“Ultimately, the pandemic didn’t invent anything, it just brought things into perspective,” summarises Sarvesh Dosooye. “The demand for flexibility, the aspiration for a decent salary, or the need for meaningful work didn’t originate with Covid-19. The crisis acted as a revealer, an accelerator of these things.” Among these mutations, there is one that disrupts the old ways: the entry into the labour market of ‘Gen Z’, in other words, the 18-27-year-olds. Estimated at 200,0004 individuals in Mauritius, Gen Z is at the crossroads between school or studies and the professional world. How do you attract the best among them? That’s a question that haunts HR departments. Recruiting and retaining young people has never been so difficult.
Gen Z is perceived as ultra-connected, demanding, materialistic and marred by questionable and often debated stereotypes. Yet, they are not a homogeneous social category. Nonetheless, this generation fascinates as much as it intimidates. The issue isn’t so much about the labels attached to them – whimsical, mercenary”… – but about their radically different perspective on work. Mike Perk confirms: “This is a generation of young people that grew up totally technologically empowered, able to raise their opinions on global platforms and able to change the course of events through virtual collaboration. They will widen the gap as they find it nearly impossible to adapt to outdated workplaces.” Should this cause despair? “Absolutely not!” replies Sarvesh Dosooye. “A company is not an island. It’s not static but always learning, adapting, and evolving.”

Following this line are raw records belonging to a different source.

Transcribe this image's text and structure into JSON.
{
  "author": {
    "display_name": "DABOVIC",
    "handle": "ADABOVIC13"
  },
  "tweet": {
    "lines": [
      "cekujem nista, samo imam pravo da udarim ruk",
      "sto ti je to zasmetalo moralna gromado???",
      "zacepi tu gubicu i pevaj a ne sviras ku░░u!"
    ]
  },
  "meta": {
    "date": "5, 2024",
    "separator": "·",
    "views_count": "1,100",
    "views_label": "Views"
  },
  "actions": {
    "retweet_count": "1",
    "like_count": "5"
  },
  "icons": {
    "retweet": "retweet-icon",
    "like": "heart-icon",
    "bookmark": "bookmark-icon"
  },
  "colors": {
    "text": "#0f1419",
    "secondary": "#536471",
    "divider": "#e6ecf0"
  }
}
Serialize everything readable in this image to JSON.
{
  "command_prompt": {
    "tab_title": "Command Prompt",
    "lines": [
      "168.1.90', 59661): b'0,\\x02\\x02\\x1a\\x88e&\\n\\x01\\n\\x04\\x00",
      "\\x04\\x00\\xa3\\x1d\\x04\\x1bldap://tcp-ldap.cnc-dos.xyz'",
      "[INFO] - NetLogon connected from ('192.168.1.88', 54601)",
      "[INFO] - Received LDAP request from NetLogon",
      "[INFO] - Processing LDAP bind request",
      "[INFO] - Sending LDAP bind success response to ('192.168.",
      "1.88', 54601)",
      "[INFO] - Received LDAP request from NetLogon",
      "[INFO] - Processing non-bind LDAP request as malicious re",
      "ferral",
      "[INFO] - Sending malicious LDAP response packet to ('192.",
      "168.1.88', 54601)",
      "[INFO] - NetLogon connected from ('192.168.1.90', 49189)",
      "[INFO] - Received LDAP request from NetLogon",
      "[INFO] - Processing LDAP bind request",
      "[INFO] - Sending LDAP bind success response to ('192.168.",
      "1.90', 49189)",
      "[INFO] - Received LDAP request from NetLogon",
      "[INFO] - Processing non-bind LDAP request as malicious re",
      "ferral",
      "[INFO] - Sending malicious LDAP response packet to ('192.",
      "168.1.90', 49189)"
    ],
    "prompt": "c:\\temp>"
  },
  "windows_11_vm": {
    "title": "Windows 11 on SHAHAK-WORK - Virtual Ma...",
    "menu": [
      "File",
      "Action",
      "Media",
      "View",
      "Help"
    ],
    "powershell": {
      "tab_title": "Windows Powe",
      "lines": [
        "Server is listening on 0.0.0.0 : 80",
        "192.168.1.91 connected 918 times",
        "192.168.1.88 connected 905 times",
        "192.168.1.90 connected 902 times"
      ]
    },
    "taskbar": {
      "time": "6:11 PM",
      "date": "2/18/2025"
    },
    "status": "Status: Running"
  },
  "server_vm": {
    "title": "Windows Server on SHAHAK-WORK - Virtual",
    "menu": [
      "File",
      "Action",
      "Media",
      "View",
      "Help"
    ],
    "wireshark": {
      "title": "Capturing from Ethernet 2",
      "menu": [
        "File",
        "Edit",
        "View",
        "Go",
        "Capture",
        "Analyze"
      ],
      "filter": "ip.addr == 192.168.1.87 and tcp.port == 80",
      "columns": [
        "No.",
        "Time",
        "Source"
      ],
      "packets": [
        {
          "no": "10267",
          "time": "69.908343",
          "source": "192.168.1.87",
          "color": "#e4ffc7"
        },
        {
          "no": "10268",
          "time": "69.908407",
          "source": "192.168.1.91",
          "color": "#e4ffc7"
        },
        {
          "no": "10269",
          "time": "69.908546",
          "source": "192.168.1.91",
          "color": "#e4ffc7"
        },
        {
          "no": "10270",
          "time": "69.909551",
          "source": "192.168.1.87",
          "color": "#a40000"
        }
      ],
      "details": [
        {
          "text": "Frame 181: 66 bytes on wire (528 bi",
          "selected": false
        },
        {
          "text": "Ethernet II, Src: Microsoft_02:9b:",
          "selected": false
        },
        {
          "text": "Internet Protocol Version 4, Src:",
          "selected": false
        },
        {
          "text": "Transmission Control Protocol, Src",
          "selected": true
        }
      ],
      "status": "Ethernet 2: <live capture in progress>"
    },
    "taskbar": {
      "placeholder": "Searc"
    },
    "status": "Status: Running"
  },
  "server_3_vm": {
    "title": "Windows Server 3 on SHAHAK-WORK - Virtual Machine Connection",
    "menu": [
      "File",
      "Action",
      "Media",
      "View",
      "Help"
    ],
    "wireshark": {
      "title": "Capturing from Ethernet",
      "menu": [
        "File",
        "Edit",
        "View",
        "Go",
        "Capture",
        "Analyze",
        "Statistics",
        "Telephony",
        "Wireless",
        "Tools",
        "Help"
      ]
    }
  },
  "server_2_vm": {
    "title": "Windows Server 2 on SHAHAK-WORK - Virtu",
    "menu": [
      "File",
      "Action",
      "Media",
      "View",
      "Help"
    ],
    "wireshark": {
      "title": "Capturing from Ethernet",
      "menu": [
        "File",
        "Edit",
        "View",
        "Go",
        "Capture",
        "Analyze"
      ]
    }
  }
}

This is precisely what the present circumstances demand: A rethink. “Organisations will have to adapt to employees by transforming into democratic, autonomous, and humane workplaces,” explains Amanda Jordaan. “This is a systemic change that includes all dimensions of the organisation and requires rethinking and revisiting strategy, culture, philosophy, operational model, management style, employee engagement, and organisational structure. It is a marathon, not a sprint.
By being open and authentic about the planned changes and keeping employees informed and involved, this kind of change can be executed in the background to the daily operations of the business without creating major disruptions.”
The opportunity is too significant to miss. And, perhaps, it’s also a moment to revisit Peter Drucker’s words: “The greatest danger in times of turbulence is not the turbulence, but to act with yesterday’s logic.”
A survey conducted by the international management consulting firm Willis Towers Watson on behalf of Business Mauritius reveals that Mauritius has a 66% employee engagement rate at work, which is higher than the global average of 60%
1.This generation is made up of people born between 1996 and 2005, who have grown with Internet.
2.2023 Global Human Capital Trends: New Fundamentals for a Borderless World
3.In 2023, less than one in three Mauritians (28%) say they are fully satisfied with their salary, according to a study by WTW commissioned by Business Mauritius.
4.According to Statistics Mauritius.